If you’ve selected a stack of black licorice candy from the Halloween pile and are getting ready to eat it, the U.S. Food and Drug Administration (FDA) has a message for you. Don’t eat large quantities of these sweet treats, especially if you’re 40 years old or older. Eating two ounces of black licorice a day for at least two weeks could land you in the hospital with an irregular heart rhythm or arrhythmia, the agency cautioned in a consumer update issued the day before Halloween.
Made from licorice root, a low-growing shrub mostly grown for commercial use in Greece, Turkey and Asia, black licorice gets its sweetness from glycyrrhizin, a compound from the root of the plant. Glycyrrhizin can cause potassium levels in the body to fall, the FDA says, causing some people to have abnormal heart rhythms, high blood pressure, edema (swelling), lethargy or even congestive heart failure.
While many “licorice” or “licorice flavor” candies made in the U.S. contain anise oil, which tastes and smells the same as licorice, FDA’s Linda Katz, M.D., says last year the agency received a report of a black licorice aficionado who had a problem after eating the candy. And several medical journals have linked black licorice to health problems in people over 40, some of whom had a history of heart disease and/or high blood pressure, said the FDA consumer update. A person’s potassium levels usually return to normal without any permanent health side effects after you stop eating black licorice, Dr. Katz said.
The licorice plant has long been used as folk or traditional therapy in Eastern and Western medicine, according to the National Institutes of Health (NIH). Some of the conditions licorice has been used to treat include heartburn, stomach ulcers, bronchitis, sore throat, cough and some infections caused by viruses, such as hepatitis. However, NIH says there is insufficient data available to determine if licorice is effective in treating any medical condition, the FDA update stated.
FDA offers this advice to those who like to eat black licorice:
- No matter what your age, don’t eat large amounts of black licorice at one time.
- If you have been eating a lot of black licorice and have an irregular heart rhythm or muscle weakness, stop eating it immediately and contact your doctor.
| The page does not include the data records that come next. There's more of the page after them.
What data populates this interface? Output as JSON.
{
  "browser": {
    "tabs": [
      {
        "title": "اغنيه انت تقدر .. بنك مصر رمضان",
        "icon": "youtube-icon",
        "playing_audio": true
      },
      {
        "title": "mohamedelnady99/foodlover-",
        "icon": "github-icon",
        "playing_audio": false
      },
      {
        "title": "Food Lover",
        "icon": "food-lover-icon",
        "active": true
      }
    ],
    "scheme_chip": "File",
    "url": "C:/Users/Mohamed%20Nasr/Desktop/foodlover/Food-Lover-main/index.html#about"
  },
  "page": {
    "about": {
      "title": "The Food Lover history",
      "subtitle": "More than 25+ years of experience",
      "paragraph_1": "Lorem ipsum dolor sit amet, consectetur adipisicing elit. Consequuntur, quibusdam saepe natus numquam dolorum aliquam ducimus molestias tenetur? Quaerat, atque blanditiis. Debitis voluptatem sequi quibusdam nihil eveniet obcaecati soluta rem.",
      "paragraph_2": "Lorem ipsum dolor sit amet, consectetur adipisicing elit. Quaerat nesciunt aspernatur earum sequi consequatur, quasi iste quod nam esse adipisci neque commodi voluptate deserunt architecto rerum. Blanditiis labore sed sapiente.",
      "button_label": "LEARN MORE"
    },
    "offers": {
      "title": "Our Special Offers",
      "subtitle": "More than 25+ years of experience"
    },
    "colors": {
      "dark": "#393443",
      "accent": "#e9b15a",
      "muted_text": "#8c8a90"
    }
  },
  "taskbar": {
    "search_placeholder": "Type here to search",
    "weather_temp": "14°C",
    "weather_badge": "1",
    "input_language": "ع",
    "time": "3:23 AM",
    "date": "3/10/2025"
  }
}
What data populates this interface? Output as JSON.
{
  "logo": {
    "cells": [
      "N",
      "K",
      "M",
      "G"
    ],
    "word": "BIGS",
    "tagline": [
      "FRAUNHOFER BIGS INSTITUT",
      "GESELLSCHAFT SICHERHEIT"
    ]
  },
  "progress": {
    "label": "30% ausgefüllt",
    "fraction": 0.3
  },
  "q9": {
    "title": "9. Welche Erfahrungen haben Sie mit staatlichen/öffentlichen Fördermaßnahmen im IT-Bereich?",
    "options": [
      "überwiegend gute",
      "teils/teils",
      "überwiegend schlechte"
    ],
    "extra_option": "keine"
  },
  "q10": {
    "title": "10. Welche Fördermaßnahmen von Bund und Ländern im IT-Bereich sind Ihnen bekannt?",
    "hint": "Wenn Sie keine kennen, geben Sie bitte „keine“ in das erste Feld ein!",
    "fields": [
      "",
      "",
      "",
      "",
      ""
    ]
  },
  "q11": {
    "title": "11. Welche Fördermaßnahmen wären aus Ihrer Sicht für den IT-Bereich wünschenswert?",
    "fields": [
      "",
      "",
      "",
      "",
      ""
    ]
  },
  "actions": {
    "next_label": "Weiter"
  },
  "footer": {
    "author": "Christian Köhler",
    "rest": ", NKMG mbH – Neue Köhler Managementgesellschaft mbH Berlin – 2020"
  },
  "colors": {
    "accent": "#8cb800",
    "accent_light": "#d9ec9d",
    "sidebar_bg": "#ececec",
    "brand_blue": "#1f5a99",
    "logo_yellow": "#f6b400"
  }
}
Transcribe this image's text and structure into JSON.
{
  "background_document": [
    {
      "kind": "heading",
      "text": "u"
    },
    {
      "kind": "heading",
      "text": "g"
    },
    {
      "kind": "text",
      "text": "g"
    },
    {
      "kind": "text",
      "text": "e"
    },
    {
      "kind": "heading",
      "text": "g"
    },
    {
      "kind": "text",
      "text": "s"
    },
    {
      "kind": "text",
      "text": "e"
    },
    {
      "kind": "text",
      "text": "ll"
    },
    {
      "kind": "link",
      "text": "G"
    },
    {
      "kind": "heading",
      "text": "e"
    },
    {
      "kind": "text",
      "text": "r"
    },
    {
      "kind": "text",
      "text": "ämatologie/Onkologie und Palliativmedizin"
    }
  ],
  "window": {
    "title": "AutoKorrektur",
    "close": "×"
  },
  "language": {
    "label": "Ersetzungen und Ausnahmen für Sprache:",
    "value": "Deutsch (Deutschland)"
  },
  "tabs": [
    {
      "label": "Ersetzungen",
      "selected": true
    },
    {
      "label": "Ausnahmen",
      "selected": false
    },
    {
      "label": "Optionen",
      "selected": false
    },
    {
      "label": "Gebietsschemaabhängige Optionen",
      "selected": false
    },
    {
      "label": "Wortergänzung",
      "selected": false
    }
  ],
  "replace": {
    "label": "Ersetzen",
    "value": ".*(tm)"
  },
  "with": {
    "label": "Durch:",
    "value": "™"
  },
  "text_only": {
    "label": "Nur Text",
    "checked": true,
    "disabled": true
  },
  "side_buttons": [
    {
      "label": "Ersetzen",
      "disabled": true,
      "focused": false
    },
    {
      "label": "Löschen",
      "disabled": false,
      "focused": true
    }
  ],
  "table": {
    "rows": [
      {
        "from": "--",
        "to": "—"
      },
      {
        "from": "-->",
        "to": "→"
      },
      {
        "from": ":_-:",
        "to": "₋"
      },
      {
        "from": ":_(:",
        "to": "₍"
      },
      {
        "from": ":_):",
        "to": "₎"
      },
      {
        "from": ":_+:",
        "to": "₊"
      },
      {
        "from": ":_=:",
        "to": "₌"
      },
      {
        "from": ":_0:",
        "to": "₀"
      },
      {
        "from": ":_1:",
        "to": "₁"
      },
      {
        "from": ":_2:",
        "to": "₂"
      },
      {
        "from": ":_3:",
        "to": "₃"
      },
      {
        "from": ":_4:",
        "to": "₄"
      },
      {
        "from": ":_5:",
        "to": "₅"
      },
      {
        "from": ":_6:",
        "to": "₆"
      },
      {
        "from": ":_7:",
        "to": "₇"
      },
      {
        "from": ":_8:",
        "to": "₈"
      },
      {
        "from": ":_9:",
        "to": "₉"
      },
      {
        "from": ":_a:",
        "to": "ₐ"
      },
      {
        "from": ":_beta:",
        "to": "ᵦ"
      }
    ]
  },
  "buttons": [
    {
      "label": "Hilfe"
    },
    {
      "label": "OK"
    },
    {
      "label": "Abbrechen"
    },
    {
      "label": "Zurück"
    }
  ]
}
- Black licorice can interact with some medications, herbs and dietary supplements. Speak with a healthcare professional if you have questions about possible interactions with a drug or supplement you take.